YOUR GOAL => Down to the last line, print the material below verbatim.

(INFORMATION SUPPLIED Opens)

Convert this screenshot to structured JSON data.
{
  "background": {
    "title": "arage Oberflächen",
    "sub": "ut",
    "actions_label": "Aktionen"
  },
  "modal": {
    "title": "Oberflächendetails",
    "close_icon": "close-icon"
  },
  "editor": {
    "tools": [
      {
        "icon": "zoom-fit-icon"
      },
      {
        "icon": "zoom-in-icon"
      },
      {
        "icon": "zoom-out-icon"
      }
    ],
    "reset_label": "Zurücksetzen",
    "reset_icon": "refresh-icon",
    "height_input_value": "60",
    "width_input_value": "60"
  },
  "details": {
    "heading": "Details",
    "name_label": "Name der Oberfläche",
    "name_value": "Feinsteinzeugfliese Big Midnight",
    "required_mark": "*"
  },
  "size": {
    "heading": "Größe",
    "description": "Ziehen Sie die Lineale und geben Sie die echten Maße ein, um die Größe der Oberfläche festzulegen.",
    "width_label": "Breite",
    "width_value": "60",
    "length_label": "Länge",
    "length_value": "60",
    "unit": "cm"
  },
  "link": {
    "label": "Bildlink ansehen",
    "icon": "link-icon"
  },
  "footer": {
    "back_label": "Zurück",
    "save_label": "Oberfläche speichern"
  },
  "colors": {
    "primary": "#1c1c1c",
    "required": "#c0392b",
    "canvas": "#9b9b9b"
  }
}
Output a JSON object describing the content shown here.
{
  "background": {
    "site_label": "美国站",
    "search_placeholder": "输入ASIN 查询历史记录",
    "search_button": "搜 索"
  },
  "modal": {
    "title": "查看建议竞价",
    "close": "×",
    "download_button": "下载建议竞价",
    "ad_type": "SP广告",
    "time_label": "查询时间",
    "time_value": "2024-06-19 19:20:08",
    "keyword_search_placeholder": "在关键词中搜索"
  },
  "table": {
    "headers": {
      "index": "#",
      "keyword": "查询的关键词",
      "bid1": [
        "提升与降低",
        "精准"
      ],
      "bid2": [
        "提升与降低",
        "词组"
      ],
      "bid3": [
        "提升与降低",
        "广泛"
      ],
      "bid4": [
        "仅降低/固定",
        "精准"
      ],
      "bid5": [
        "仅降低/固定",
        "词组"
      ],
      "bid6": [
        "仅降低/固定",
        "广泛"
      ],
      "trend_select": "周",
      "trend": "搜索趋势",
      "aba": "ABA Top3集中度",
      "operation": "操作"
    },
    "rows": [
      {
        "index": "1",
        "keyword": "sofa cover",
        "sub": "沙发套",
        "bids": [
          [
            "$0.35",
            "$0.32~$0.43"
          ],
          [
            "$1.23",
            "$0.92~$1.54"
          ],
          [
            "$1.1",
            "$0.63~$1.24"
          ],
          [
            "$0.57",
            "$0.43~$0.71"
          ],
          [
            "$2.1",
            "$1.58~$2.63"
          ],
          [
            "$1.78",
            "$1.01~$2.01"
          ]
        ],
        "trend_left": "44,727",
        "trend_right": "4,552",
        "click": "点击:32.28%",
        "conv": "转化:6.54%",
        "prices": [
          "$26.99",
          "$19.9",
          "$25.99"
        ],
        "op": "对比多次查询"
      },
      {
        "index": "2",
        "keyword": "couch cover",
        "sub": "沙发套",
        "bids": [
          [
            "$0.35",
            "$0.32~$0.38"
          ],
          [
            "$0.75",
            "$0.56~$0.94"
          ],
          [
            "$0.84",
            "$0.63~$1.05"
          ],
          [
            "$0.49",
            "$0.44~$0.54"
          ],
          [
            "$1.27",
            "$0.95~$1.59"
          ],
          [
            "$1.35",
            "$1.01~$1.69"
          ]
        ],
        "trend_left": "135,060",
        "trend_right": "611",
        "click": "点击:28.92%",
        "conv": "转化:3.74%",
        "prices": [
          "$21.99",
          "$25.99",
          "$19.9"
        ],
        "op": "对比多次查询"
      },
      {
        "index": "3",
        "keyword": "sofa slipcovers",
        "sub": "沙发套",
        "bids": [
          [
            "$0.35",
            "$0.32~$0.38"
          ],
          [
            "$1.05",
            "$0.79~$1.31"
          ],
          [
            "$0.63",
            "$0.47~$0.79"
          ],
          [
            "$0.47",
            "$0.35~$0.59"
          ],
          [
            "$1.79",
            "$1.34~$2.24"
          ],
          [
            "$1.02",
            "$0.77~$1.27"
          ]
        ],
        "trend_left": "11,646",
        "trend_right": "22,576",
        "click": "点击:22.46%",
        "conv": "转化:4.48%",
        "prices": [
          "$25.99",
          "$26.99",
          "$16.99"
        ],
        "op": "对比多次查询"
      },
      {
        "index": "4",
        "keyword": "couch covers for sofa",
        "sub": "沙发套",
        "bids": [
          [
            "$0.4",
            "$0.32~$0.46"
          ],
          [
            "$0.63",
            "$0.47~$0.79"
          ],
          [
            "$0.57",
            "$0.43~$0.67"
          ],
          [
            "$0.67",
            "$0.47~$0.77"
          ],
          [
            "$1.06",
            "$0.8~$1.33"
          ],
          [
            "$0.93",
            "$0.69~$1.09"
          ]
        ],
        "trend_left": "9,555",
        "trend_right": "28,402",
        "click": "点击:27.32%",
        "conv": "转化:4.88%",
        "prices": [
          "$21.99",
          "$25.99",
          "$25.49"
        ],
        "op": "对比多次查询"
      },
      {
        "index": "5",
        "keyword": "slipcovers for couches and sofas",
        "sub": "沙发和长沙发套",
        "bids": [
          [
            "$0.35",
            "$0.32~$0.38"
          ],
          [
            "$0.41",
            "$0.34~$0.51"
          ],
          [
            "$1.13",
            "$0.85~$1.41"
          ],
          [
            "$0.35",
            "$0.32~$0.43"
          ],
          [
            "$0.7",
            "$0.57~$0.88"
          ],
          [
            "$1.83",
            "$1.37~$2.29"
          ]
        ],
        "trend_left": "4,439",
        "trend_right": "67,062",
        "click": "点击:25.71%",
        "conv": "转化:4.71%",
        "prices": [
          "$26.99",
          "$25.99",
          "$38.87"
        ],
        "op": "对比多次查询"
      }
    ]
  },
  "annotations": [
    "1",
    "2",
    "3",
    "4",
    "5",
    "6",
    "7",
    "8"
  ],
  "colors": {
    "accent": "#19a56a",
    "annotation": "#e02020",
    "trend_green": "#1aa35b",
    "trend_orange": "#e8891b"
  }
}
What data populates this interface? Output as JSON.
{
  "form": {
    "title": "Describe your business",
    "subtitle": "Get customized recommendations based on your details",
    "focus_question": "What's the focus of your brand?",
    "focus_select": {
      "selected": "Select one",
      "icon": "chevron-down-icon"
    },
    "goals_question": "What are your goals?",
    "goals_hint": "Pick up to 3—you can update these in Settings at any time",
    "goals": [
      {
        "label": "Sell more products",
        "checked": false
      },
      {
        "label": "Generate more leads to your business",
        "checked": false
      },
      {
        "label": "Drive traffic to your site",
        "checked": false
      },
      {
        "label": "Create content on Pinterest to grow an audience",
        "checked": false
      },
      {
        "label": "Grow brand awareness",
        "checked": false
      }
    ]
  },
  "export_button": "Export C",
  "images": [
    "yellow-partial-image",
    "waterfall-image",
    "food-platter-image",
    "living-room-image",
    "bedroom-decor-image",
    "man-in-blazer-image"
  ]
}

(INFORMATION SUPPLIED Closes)

RESULT BELOW =>
Convert this screenshot to structured JSON data.
{
  "background": {
    "title": "arage Oberflächen",
    "sub": "ut",
    "actions_label": "Aktionen"
  },
  "modal": {
    "title": "Oberflächendetails",
    "close_icon": "close-icon"
  },
  "editor": {
    "tools": [
      {
        "icon": "zoom-fit-icon"
      },
      {
        "icon": "zoom-in-icon"
      },
      {
        "icon": "zoom-out-icon"
      }
    ],
    "reset_label": "Zurücksetzen",
    "reset_icon": "refresh-icon",
    "height_input_value": "60",
    "width_input_value": "60"
  },
  "details": {
    "heading": "Details",
    "name_label": "Name der Oberfläche",
    "name_value": "Feinsteinzeugfliese Big Midnight",
    "required_mark": "*"
  },
  "size": {
    "heading": "Größe",
    "description": "Ziehen Sie die Lineale und geben Sie die echten Maße ein, um die Größe der Oberfläche festzulegen.",
    "width_label": "Breite",
    "width_value": "60",
    "length_label": "Länge",
    "length_value": "60",
    "unit": "cm"
  },
  "link": {
    "label": "Bildlink ansehen",
    "icon": "link-icon"
  },
  "footer": {
    "back_label": "Zurück",
    "save_label": "Oberfläche speichern"
  },
  "colors": {
    "primary": "#1c1c1c",
    "required": "#c0392b",
    "canvas": "#9b9b9b"
  }
}
Output a JSON object describing the content shown here.
{
  "background": {
    "site_label": "美国站",
    "search_placeholder": "输入ASIN 查询历史记录",
    "search_button": "搜 索"
  },
  "modal": {
    "title": "查看建议竞价",
    "close": "×",
    "download_button": "下载建议竞价",
    "ad_type": "SP广告",
    "time_label": "查询时间",
    "time_value": "2024-06-19 19:20:08",
    "keyword_search_placeholder": "在关键词中搜索"
  },
  "table": {
    "headers": {
      "index": "#",
      "keyword": "查询的关键词",
      "bid1": [
        "提升与降低",
        "精准"
      ],
      "bid2": [
        "提升与降低",
        "词组"
      ],
      "bid3": [
        "提升与降低",
        "广泛"
      ],
      "bid4": [
        "仅降低/固定",
        "精准"
      ],
      "bid5": [
        "仅降低/固定",
        "词组"
      ],
      "bid6": [
        "仅降低/固定",
        "广泛"
      ],
      "trend_select": "周",
      "trend": "搜索趋势",
      "aba": "ABA Top3集中度",
      "operation": "操作"
    },
    "rows": [
      {
        "index": "1",
        "keyword": "sofa cover",
        "sub": "沙发套",
        "bids": [
          [
            "$0.35",
            "$0.32~$0.43"
          ],
          [
            "$1.23",
            "$0.92~$1.54"
          ],
          [
            "$1.1",
            "$0.63~$1.24"
          ],
          [
            "$0.57",
            "$0.43~$0.71"
          ],
          [
            "$2.1",
            "$1.58~$2.63"
          ],
          [
            "$1.78",
            "$1.01~$2.01"
          ]
        ],
        "trend_left": "44,727",
        "trend_right": "4,552",
        "click": "点击:32.28%",
        "conv": "转化:6.54%",
        "prices": [
          "$26.99",
          "$19.9",
          "$25.99"
        ],
        "op": "对比多次查询"
      },
      {
        "index": "2",
        "keyword": "couch cover",
        "sub": "沙发套",
        "bids": [
          [
            "$0.35",
            "$0.32~$0.38"
          ],
          [
            "$0.75",
            "$0.56~$0.94"
          ],
          [
            "$0.84",
            "$0.63~$1.05"
          ],
          [
            "$0.49",
            "$0.44~$0.54"
          ],
          [
            "$1.27",
            "$0.95~$1.59"
          ],
          [
            "$1.35",
            "$1.01~$1.69"
          ]
        ],
        "trend_left": "135,060",
        "trend_right": "611",
        "click": "点击:28.92%",
        "conv": "转化:3.74%",
        "prices": [
          "$21.99",
          "$25.99",
          "$19.9"
        ],
        "op": "对比多次查询"
      },
      {
        "index": "3",
        "keyword": "sofa slipcovers",
        "sub": "沙发套",
        "bids": [
          [
            "$0.35",
            "$0.32~$0.38"
          ],
          [
            "$1.05",
            "$0.79~$1.31"
          ],
          [
            "$0.63",
            "$0.47~$0.79"
          ],
          [
            "$0.47",
            "$0.35~$0.59"
          ],
          [
            "$1.79",
            "$1.34~$2.24"
          ],
          [
            "$1.02",
            "$0.77~$1.27"
          ]
        ],
        "trend_left": "11,646",
        "trend_right": "22,576",
        "click": "点击:22.46%",
        "conv": "转化:4.48%",
        "prices": [
          "$25.99",
          "$26.99",
          "$16.99"
        ],
        "op": "对比多次查询"
      },
      {
        "index": "4",
        "keyword": "couch covers for sofa",
        "sub": "沙发套",
        "bids": [
          [
            "$0.4",
            "$0.32~$0.46"
          ],
          [
            "$0.63",
            "$0.47~$0.79"
          ],
          [
            "$0.57",
            "$0.43~$0.67"
          ],
          [
            "$0.67",
            "$0.47~$0.77"
          ],
          [
            "$1.06",
            "$0.8~$1.33"
          ],
          [
            "$0.93",
            "$0.69~$1.09"
          ]
        ],
        "trend_left": "9,555",
        "trend_right": "28,402",
        "click": "点击:27.32%",
        "conv": "转化:4.88%",
        "prices": [
          "$21.99",
          "$25.99",
          "$25.49"
        ],
        "op": "对比多次查询"
      },
      {
        "index": "5",
        "keyword": "slipcovers for couches and sofas",
        "sub": "沙发和长沙发套",
        "bids": [
          [
            "$0.35",
            "$0.32~$0.38"
          ],
          [
            "$0.41",
            "$0.34~$0.51"
          ],
          [
            "$1.13",
            "$0.85~$1.41"
          ],
          [
            "$0.35",
            "$0.32~$0.43"
          ],
          [
            "$0.7",
            "$0.57~$0.88"
          ],
          [
            "$1.83",
            "$1.37~$2.29"
          ]
        ],
        "trend_left": "4,439",
        "trend_right": "67,062",
        "click": "点击:25.71%",
        "conv": "转化:4.71%",
        "prices": [
          "$26.99",
          "$25.99",
          "$38.87"
        ],
        "op": "对比多次查询"
      }
    ]
  },
  "annotations": [
    "1",
    "2",
    "3",
    "4",
    "5",
    "6",
    "7",
    "8"
  ],
  "colors": {
    "accent": "#19a56a",
    "annotation": "#e02020",
    "trend_green": "#1aa35b",
    "trend_orange": "#e8891b"
  }
}
What data populates this interface? Output as JSON.
{
  "form": {
    "title": "Describe your business",
    "subtitle": "Get customized recommendations based on your details",
    "focus_question": "What's the focus of your brand?",
    "focus_select": {
      "selected": "Select one",
      "icon": "chevron-down-icon"
    },
    "goals_question": "What are your goals?",
    "goals_hint": "Pick up to 3—you can update these in Settings at any time",
    "goals": [
      {
        "label": "Sell more products",
        "checked": false
      },
      {
        "label": "Generate more leads to your business",
        "checked": false
      },
      {
        "label": "Drive traffic to your site",
        "checked": false
      },
      {
        "label": "Create content on Pinterest to grow an audience",
        "checked": false
      },
      {
        "label": "Grow brand awareness",
        "checked": false
      }
    ]
  },
  "export_button": "Export C",
  "images": [
    "yellow-partial-image",
    "waterfall-image",
    "food-platter-image",
    "living-room-image",
    "bedroom-decor-image",
    "man-in-blazer-image"
  ]
}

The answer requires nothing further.